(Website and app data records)
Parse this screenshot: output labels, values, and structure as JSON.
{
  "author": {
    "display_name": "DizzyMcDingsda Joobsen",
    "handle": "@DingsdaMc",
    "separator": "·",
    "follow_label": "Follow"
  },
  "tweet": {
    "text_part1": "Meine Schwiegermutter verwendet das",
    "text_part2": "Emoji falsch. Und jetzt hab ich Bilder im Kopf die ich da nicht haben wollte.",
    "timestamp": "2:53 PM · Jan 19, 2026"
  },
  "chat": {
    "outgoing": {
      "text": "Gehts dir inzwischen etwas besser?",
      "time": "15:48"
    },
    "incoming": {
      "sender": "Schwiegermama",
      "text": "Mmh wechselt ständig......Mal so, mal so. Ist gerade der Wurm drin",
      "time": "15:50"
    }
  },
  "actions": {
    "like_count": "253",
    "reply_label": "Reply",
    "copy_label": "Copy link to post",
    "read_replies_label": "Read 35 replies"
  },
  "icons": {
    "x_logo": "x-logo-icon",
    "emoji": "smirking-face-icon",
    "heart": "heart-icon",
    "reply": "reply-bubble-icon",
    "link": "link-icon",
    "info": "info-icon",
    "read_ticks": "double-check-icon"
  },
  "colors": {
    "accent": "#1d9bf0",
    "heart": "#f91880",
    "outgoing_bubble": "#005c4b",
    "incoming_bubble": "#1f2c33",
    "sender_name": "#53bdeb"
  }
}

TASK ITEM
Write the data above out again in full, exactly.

REPLY
Parse this screenshot: output labels, values, and structure as JSON.
{
  "author": {
    "display_name": "DizzyMcDingsda Joobsen",
    "handle": "@DingsdaMc",
    "separator": "·",
    "follow_label": "Follow"
  },
  "tweet": {
    "text_part1": "Meine Schwiegermutter verwendet das",
    "text_part2": "Emoji falsch. Und jetzt hab ich Bilder im Kopf die ich da nicht haben wollte.",
    "timestamp": "2:53 PM · Jan 19, 2026"
  },
  "chat": {
    "outgoing": {
      "text": "Gehts dir inzwischen etwas besser?",
      "time": "15:48"
    },
    "incoming": {
      "sender": "Schwiegermama",
      "text": "Mmh wechselt ständig......Mal so, mal so. Ist gerade der Wurm drin",
      "time": "15:50"
    }
  },
  "actions": {
    "like_count": "253",
    "reply_label": "Reply",
    "copy_label": "Copy link to post",
    "read_replies_label": "Read 35 replies"
  },
  "icons": {
    "x_logo": "x-logo-icon",
    "emoji": "smirking-face-icon",
    "heart": "heart-icon",
    "reply": "reply-bubble-icon",
    "link": "link-icon",
    "info": "info-icon",
    "read_ticks": "double-check-icon"
  },
  "colors": {
    "accent": "#1d9bf0",
    "heart": "#f91880",
    "outgoing_bubble": "#005c4b",
    "incoming_bubble": "#1f2c33",
    "sender_name": "#53bdeb"
  }
}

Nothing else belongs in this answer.